**Problem to solve**
Go through the entries and copy every line that has the string "DIFFICULTY" in it.

**Source data**

┄┄┄┄┄┄┄┄┄┄

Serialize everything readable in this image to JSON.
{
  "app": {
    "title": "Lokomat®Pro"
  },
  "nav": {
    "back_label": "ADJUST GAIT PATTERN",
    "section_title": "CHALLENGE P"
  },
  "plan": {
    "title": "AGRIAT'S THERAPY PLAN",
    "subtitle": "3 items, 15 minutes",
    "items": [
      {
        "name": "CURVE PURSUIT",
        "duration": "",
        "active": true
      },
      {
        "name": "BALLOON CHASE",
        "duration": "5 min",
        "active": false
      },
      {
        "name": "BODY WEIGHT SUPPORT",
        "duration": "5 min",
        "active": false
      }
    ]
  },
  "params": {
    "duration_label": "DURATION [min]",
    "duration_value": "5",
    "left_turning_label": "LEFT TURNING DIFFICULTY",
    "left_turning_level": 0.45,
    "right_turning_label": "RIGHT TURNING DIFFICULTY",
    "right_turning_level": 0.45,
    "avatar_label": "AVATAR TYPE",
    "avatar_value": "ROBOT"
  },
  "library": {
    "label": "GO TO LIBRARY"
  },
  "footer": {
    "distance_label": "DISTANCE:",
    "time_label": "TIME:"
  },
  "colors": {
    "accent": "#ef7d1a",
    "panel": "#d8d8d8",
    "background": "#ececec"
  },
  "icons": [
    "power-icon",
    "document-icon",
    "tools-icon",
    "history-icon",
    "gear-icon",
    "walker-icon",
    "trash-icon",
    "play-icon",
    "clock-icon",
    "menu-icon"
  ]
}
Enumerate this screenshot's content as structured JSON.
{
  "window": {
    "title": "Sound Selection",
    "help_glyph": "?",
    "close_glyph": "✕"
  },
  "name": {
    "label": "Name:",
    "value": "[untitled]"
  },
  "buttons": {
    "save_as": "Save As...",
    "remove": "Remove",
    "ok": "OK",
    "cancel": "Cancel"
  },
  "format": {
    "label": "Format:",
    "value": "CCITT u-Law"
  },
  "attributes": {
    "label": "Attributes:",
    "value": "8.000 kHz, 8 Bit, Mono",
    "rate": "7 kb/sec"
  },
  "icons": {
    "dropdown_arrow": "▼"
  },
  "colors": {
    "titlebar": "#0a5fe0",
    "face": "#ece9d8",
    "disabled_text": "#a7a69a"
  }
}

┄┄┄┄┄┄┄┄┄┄

**Written solution**
    "left_turning_label": "LEFT TURNING DIFFICULTY",
    "right_turning_label": "RIGHT TURNING DIFFICULTY",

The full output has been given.